always bought his chicken-on-the-bone from processors that
the Islamic Society of Washington Area (ISWA) certified as
Halal-compliant. Id. ¶¶ 34, 35. From 2003
through October 2016, multiple processors gave Plaintiff
copies of their annual ISWA certificates confirming their
Halal certifications. Id. ¶ 36. Plaintiff says
that, from 2003 until late 2016 or early 2017, Defendant
approved the sale of Halal chicken in Plaintiff's stores,
helped him find Halal-certified processors and distributors,

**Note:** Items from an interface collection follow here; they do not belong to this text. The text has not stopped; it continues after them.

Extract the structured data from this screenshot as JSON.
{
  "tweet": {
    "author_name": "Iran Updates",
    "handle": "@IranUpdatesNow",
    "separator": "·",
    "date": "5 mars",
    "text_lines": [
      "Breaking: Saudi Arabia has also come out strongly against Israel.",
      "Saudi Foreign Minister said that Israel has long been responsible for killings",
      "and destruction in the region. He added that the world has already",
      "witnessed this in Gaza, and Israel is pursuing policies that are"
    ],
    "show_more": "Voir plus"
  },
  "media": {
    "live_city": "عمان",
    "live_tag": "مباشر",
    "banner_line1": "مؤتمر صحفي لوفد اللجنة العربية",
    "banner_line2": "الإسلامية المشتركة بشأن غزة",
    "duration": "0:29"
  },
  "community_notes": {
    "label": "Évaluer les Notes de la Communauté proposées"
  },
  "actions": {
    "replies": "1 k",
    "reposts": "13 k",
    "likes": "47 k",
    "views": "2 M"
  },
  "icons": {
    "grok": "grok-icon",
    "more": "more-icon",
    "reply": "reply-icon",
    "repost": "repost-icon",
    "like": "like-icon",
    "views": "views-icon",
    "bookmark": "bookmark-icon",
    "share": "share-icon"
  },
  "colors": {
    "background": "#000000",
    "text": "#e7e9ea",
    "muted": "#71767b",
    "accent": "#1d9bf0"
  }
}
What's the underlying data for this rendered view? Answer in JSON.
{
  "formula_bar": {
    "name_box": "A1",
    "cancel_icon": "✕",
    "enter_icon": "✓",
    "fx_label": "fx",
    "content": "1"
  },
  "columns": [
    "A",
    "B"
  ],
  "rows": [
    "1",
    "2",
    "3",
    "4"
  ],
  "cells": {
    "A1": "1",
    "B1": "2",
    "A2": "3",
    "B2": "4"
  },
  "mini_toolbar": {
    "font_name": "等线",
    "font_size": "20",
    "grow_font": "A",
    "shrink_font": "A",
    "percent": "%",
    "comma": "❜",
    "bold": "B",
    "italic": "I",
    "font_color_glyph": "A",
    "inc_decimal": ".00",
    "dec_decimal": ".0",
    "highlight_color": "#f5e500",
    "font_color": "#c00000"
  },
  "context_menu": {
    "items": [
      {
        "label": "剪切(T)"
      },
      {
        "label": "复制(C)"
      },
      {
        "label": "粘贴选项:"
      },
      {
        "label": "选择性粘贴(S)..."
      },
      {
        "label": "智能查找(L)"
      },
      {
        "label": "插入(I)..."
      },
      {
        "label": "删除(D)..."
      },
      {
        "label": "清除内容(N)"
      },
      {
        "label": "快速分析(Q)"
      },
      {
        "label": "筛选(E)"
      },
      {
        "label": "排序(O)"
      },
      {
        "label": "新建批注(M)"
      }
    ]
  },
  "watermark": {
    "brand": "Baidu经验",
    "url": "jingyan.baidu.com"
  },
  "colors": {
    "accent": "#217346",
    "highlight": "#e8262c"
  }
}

and allowed him to obtain the annual ISWA certificates.
Id. ¶ 41.
2016 or early 2017, however, Defendant changed course and
demanded that Plaintiff stop marketing his products as Halal.
Id. ¶ 49. Defendant made this demand based upon
a 2009 KFC policy that prohibits franchisees from making
religious dietary claims about KFC products. Id. The
policy explains that KFC restaurants cannot offer Halal or
Kosher foods for two reasons: (1) people have different
interpretations of what satisfies the corresponding
processing requirements; and (2) Defendant cannot certify
that restaurant preparation and cooking processes would not
lead to cross-contamination between the Halal and non-Halal
(or Kosher and non-Kosher) foods. [27-2].
says that this policy contradicts the representations that
Defendant made to him when he opened stores in 2010 and 2012,
and runs contrary to Defendant allowing him to continue
advertising Halal products in his stores after the 2009
policy took effect.  ¶ 51. In fact, Plaintiff says
that Defendant failed to disclose the policy during
negotiations for Plaintiff to open new franchises in 2012,
and then approved Plaintiff's request to offer Halal
gravy in his stores. Id. ¶¶ 58, 63. Also,
the franchise agreement does not mention the policy.
Id. ¶ 50.
Defendant ordered Plaintiff to stop marketing his products as
Halal, Defendant also told Plaintiff to remove signs from his
stores that disclosed the Halal status, names, and addresses
of Plaintiff's chicken processors and distributors.
Id. ¶¶ 73, 76. Plaintiff believes that
Illinois regulations require him to post such signs because
he certified his franchises as Halal Registered Brokers with
the Illinois Department of Agriculture in 2017. Id.
¶¶ 72, 73.
survive a motion to dismiss under Federal Rule of Civil
Procedure 12(b)(6), a complaint must provide a “short
and plain statement of the claim” showing that the
pleader merits relief, Fed.R.Civ.P. 8(a)(2), so the defendant
has “fair notice” of the claim “and the
grounds upon which it rests.” Bell Atl. Corp. v.
Twombly, 550 U.S. 544, 555 (2007) (quoting Conley v.
Gibson, 355 U.S. 41, 47 (1957)). A complaint must also
contain “sufficient factual matter” to state a
facially plausible claim to relief. Ashcroft v.
Iqbal, 556 U.S. 662, 678 (2009) (quoting
Twombly, 550 U.S. at 570).
facially plausible claim “allows the court to draw the
reasonable inference that the defendant is liable for the
misconduct alleged.” Iqbal, 556 U.S. at 678
(citing Twombly, 550 U.S. at 556). This plausibility
standard “asks for more than a sheer possibility that a
defendant has acted unlawfully.” Williamson v.
Curran, 714 F.3d 432, 436 (7th Cir. 2013). Thus,
“threadbare recitals of the elements of a cause of
action, supported by mere conclusory statements, do not
suffice.” Limestone Dev. Corp. v. Vill. of
Lemont, 520 F.3d 797, 803 (7th Cir. 2008).
evaluating a complaint, this Court accepts all well-pleaded
allegations as true and draws all reasonable inferences in
the plaintiff's favor. Iqbal, 556 U.S. at 678.
This Court does not, however, accept a complaint's legal
conclusions as true. Brooks v. Ross, 578 F.3d 574,
581 (7th Cir. 2009). On a motion to dismiss, this Court may
consider the complaint itself, documents attached to the
complaint, documents central to the ...